|Cooperative Classification||Y10S323/907, G05F3/30|
|Jun 8, 1989||AS||Assignment|
Owner name: ANALOG DEVICES, INCORPORATED, ONE TECHNOLOGY WAY N
Free format text: ASSIGNMENT OF ASSIGNORS INTEREST.;ASSIGNOR:BROKAW, ADRIAN P.;REEL/FRAME:005088/0335
Effective date: 19890601
|Aug 5, 1993||FPAY||Fee payment|
Year of fee payment: 4
|Aug 23, 1994||CC||Certificate of correction|
|Aug 15, 1997||FPAY||Fee payment|
Year of fee payment: 8
|Sep 11, 2001||REMI||Maintenance fee reminder mailed|
|Apr 16, 2002||FP||Expired due to failure to pay maintenance fee|

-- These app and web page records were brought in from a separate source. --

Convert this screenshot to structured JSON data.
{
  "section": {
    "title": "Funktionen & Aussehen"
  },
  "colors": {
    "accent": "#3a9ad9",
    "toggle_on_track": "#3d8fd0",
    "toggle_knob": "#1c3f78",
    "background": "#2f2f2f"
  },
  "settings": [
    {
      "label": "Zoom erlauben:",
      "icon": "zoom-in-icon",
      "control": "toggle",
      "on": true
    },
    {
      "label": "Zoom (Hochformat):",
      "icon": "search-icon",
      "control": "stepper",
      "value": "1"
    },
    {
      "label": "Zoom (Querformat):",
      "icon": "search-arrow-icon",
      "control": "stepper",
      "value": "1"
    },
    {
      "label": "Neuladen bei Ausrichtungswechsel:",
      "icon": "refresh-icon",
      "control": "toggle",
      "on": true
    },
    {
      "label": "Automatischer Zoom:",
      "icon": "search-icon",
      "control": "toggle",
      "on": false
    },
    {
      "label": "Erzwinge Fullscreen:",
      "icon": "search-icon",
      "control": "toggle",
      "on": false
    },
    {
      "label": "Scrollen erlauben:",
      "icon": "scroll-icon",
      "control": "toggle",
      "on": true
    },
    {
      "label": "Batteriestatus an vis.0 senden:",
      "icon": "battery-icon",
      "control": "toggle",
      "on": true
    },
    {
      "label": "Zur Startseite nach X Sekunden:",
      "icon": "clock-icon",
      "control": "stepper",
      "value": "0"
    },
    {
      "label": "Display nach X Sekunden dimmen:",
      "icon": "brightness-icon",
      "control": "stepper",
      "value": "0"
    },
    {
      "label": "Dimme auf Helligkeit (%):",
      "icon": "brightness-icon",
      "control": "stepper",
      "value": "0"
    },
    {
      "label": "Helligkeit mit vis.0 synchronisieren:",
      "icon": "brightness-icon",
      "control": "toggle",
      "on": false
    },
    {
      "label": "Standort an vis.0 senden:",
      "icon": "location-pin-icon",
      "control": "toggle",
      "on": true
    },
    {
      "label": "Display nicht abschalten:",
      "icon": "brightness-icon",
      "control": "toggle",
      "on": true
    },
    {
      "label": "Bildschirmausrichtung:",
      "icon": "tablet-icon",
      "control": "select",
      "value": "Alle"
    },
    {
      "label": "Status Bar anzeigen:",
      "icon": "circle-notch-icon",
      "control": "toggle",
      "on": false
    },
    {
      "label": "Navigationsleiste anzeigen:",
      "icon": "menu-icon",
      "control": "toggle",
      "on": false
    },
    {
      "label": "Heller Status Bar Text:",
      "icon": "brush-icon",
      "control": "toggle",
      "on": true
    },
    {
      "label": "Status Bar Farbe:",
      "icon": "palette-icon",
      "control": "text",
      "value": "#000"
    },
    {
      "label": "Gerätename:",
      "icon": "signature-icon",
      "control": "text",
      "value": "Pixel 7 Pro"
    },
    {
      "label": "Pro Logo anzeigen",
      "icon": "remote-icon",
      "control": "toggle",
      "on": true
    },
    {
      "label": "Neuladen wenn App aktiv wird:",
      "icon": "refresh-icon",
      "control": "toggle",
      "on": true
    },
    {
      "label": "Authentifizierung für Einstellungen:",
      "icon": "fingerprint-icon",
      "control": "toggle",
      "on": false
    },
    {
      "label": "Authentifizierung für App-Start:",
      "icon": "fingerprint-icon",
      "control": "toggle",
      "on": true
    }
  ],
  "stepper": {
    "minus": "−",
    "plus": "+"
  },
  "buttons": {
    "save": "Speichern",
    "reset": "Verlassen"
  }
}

Effective date: 20020220
|May 13, 2002||FPAY||Fee payment|
Year of fee payment: 12
|Jun 7, 2002||SULP||Surcharge for late payment|
|Jul 9, 2002||PRDP||Patent reinstated due to the acceptance of a late maintenance fee|
Effective date: 20020603